The dachshund is an unusual-looking breed that is often found in shelters. Although they are cute, they are prone to expensive health issues and behavioral problems. One reason they are in animal shelters is that they are a favorite breed of puppy mills. They are very over-populated and often bought by people who do not care about the welfare of dogs. All of this does a cruel disservice to dachshunds, who are naturally friendly, peppy, and relatively quiet.
Compared to many other small dogs, dachshunds tend to be quiet and laid-back. They like to be with their owner at all times and often have separation anxiety. They are good dogs for single people who are not too active. They enjoy snuggling with their owners or in a nice dog bed. Since they are so low to the ground, they mustn’t be walked when there are puddles on the ground. They can be chilled very easily by that.
Since many dachshunds are from puppy mills, they suffer from the results of inbreeding. This can mean they have food allergies and missing teeth, or even swallowing issues. Many of them eat too much, so they will need to eat a low-calorie kibble or a restricted diet. They should receive treats sparingly, if at all. Like some other small, clingy breeds, dachshunds have an instinctive begging instinct. It is bad for their health to eat human food, however, so they must not be allowed to eat any.

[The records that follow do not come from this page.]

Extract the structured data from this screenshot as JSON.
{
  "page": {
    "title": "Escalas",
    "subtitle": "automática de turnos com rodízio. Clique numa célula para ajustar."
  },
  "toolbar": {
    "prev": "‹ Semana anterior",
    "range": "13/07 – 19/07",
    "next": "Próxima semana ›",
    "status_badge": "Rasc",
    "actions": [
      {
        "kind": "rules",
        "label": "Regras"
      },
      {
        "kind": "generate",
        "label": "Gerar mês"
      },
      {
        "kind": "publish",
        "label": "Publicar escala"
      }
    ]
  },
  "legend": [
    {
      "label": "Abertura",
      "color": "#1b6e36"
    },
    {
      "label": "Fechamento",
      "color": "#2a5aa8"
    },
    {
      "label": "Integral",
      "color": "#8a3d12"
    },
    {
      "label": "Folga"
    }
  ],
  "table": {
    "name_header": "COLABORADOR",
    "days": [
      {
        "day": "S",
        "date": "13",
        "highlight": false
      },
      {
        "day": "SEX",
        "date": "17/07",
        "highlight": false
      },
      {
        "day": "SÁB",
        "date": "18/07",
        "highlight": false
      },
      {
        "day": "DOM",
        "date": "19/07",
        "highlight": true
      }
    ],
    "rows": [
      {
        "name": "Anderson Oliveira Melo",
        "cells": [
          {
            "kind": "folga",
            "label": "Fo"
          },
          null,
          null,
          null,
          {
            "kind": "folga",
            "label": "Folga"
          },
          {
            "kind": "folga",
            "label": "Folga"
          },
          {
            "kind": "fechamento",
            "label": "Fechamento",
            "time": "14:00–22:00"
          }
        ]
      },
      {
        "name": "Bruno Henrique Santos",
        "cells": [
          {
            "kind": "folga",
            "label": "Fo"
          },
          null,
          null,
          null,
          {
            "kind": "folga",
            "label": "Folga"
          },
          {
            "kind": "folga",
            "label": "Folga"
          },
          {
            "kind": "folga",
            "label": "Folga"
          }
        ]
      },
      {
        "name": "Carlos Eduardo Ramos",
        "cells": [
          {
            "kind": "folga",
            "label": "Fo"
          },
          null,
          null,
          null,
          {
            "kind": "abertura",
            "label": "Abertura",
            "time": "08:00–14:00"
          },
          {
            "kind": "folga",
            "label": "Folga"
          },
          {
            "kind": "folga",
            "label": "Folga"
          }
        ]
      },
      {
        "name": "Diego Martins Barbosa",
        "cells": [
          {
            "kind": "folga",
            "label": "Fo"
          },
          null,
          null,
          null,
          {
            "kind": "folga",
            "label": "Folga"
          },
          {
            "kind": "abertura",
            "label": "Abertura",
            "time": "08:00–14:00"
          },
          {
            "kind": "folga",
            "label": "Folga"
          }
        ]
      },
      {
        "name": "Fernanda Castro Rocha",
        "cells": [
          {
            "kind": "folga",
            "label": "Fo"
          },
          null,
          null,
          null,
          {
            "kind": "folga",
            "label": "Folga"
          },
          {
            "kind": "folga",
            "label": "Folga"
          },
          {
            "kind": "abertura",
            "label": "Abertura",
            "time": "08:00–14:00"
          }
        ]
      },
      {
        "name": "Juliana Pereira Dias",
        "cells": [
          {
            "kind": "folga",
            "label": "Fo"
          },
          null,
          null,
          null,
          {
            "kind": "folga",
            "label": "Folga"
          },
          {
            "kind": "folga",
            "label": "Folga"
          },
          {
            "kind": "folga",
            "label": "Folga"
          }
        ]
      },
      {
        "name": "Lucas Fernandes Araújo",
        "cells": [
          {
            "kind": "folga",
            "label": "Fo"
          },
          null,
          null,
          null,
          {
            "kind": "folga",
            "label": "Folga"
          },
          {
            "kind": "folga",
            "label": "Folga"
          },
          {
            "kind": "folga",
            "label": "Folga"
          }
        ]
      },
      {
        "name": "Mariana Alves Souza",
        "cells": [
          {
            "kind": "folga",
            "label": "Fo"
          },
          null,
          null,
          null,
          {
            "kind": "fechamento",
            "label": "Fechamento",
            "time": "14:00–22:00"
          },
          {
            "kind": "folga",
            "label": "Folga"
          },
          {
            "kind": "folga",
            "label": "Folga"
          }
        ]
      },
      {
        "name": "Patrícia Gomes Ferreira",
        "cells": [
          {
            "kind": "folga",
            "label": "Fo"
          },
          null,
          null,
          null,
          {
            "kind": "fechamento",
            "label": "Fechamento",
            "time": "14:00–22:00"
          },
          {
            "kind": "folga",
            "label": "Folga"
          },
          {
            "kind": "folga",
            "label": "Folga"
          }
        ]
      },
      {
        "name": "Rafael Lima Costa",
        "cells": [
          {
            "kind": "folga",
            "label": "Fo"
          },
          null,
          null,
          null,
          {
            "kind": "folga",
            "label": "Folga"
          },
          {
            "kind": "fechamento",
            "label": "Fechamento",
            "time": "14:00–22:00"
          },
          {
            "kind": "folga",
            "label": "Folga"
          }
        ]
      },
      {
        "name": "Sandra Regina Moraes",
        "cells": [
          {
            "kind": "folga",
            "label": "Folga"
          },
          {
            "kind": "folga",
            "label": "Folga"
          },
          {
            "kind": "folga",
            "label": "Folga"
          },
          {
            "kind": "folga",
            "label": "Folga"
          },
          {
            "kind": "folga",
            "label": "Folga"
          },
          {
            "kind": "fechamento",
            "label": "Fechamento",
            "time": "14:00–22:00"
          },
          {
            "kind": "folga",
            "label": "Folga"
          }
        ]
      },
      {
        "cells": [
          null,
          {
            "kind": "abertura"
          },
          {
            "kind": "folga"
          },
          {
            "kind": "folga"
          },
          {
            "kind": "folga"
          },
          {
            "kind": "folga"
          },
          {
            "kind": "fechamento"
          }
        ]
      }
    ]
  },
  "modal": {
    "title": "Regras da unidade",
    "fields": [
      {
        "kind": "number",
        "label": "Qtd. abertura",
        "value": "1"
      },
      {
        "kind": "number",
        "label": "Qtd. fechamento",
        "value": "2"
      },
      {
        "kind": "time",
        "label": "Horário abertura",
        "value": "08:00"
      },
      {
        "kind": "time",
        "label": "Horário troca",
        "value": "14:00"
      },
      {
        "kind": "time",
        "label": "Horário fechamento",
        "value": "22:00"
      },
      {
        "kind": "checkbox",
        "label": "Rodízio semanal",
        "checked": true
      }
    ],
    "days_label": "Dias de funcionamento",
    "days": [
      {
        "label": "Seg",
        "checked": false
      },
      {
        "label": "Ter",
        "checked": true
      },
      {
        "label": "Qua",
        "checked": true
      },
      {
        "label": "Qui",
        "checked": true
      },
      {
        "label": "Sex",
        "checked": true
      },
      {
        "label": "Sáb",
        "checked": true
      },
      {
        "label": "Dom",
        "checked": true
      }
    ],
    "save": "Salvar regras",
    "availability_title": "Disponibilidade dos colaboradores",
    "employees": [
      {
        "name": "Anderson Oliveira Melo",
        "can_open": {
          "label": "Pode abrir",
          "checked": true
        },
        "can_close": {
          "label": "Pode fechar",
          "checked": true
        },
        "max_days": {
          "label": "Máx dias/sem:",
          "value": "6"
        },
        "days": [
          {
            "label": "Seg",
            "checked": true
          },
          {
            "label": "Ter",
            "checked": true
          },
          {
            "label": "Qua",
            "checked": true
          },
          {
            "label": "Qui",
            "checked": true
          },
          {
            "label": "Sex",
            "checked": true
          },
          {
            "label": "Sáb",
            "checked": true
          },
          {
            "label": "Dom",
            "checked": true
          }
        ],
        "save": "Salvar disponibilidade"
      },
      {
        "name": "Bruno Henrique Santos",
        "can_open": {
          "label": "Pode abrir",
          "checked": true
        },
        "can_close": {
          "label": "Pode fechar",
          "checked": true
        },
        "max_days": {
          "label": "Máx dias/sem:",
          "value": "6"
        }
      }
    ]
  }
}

Due to their unnatural proportions, the dachshund is a breed plagued with back issues. They should exercise enough to stay in shape but no more than that. Cancer is a risk in this breed, which can be reduced by early spaying and neutering. They should not be allowed to play with large dogs, who often hurt them unintentionally. Inbred dachshunds, especially those with unusual coat colors, may be deaf and/or blind. Their nails often become over-grown, so their owners or veterinarians will have to keep them trimmed. In other words, the dachshund has a wonderful temperament but a long list of potential health problems. They are prone to many illnesses and injuries.